Items from an interface collection:
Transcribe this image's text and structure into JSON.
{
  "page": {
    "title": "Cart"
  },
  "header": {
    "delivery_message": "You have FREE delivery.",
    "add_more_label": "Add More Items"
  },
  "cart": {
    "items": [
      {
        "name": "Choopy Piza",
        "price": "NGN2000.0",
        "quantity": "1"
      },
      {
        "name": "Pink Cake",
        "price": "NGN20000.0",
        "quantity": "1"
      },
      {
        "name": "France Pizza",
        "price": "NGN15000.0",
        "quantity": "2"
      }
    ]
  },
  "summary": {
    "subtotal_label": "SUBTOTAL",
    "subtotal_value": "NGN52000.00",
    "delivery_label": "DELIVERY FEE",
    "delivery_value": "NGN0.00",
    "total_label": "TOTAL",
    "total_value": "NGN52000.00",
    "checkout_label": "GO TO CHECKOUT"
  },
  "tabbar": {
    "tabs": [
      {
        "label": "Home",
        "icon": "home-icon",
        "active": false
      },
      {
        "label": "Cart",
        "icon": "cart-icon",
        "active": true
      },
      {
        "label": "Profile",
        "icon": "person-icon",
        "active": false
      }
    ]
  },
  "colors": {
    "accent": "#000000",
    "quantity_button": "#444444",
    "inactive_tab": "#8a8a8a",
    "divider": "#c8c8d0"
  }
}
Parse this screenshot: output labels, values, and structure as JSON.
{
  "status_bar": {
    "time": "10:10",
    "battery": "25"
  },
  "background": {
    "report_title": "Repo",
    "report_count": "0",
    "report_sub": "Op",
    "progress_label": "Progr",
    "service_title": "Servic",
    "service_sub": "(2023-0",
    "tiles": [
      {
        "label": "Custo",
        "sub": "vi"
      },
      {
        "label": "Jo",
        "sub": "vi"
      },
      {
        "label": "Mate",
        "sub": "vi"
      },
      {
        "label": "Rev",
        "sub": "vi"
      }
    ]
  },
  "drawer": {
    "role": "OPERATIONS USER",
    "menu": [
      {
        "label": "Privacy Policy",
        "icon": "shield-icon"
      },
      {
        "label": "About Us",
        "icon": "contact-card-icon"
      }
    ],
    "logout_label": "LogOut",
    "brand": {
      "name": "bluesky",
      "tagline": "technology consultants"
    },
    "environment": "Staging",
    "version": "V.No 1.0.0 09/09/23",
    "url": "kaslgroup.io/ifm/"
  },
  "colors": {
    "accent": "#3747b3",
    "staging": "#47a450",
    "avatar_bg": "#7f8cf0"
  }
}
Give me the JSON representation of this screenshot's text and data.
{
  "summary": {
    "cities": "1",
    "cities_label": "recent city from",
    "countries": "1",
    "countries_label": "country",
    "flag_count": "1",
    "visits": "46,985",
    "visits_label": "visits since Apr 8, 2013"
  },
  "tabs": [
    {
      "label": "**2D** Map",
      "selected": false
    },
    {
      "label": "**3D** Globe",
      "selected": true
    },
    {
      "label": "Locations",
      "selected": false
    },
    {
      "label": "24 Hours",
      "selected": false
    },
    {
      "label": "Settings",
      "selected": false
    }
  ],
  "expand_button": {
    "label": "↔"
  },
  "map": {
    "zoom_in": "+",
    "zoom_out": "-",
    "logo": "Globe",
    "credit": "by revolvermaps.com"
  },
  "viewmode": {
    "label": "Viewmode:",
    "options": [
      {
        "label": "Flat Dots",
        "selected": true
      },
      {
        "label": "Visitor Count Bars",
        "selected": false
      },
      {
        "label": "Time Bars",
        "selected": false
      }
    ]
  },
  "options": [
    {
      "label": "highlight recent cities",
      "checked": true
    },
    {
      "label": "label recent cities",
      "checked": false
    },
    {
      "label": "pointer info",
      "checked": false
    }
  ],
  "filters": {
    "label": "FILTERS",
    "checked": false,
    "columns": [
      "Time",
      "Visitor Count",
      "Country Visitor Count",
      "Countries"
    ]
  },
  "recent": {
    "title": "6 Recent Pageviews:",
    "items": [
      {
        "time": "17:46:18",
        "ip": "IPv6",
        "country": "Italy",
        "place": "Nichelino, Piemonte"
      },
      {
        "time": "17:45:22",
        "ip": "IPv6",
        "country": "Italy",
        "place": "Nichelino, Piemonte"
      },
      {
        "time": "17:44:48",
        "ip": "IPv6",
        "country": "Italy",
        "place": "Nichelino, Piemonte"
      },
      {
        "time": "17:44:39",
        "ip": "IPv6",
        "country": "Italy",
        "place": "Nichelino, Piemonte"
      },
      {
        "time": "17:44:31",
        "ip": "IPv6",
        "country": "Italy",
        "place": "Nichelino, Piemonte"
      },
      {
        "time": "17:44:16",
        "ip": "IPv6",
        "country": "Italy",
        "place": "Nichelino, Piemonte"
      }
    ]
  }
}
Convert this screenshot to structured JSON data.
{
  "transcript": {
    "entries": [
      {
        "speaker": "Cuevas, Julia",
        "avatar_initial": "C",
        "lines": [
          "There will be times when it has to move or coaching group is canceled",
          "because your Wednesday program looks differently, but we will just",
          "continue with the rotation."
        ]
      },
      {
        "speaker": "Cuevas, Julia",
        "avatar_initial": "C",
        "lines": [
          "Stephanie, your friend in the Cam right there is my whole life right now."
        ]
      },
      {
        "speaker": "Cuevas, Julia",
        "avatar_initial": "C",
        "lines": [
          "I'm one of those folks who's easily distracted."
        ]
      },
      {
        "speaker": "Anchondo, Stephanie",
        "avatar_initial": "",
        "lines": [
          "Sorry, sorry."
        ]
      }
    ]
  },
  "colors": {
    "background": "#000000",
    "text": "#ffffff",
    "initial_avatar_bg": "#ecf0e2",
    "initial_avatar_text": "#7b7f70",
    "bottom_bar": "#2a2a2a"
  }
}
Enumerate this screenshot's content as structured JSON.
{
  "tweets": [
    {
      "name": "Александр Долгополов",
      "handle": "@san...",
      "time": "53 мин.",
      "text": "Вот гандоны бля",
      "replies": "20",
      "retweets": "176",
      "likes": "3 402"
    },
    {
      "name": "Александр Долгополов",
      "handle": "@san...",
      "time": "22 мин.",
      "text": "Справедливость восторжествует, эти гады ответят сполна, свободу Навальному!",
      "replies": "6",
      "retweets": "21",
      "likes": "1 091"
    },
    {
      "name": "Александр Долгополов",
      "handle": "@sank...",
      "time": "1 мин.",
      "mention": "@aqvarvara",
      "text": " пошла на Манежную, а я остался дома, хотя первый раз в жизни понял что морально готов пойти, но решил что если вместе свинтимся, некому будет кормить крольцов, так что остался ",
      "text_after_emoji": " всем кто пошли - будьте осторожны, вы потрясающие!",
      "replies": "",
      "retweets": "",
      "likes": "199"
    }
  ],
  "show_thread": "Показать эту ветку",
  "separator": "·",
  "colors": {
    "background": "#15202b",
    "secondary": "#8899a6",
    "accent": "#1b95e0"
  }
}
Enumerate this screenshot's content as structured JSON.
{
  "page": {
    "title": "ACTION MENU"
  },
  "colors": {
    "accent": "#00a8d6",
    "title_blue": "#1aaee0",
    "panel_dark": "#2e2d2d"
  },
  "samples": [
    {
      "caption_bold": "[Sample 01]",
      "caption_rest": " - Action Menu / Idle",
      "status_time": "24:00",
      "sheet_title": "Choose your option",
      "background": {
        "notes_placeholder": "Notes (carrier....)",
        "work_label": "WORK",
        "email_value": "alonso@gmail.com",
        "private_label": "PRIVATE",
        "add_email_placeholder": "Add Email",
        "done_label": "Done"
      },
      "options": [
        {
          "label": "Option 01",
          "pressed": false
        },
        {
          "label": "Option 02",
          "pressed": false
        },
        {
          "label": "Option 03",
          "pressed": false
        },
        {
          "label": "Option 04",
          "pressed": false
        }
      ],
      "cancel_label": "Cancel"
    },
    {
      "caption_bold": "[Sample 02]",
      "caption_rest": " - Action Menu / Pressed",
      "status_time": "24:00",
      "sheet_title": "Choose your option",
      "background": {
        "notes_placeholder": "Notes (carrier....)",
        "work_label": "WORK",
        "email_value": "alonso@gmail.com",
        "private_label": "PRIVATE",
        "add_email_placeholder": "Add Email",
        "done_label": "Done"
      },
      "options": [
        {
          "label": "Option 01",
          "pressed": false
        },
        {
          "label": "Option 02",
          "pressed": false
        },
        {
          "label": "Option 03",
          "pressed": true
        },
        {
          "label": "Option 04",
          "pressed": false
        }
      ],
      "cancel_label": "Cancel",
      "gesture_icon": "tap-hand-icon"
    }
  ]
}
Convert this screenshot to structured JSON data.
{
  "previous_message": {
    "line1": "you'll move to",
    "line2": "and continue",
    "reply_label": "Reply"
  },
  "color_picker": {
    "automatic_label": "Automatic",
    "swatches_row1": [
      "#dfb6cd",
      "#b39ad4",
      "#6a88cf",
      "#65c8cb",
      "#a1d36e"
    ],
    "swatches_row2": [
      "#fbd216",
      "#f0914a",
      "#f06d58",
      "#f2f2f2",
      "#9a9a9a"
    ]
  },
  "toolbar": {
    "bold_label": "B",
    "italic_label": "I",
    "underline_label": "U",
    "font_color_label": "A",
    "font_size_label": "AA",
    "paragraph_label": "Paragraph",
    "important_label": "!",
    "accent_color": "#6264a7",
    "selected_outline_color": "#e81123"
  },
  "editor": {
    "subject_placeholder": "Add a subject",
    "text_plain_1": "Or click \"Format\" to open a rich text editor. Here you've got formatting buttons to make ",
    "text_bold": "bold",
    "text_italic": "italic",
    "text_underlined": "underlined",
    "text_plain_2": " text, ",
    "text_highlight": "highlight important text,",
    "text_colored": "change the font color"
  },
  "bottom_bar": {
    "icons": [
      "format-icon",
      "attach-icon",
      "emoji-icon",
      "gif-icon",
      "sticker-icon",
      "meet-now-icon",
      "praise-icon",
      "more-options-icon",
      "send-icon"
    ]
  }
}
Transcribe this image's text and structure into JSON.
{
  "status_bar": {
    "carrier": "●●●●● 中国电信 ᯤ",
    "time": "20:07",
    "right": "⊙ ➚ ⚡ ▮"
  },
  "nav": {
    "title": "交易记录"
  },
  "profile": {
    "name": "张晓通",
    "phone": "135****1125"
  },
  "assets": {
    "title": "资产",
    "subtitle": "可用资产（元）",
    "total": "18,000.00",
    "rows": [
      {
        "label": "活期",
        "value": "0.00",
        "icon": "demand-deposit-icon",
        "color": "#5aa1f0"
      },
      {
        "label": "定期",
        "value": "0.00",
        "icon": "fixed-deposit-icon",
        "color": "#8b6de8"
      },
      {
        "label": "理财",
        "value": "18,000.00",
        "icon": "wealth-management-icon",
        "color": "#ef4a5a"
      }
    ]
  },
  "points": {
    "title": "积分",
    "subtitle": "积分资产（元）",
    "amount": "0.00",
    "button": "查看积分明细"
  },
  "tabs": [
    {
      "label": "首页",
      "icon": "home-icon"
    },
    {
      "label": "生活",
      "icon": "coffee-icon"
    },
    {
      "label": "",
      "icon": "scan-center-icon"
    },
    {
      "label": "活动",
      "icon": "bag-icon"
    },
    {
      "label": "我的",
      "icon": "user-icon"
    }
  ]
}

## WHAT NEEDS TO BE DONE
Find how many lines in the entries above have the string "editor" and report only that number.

## ANSWER TO THIS EXERCISE
2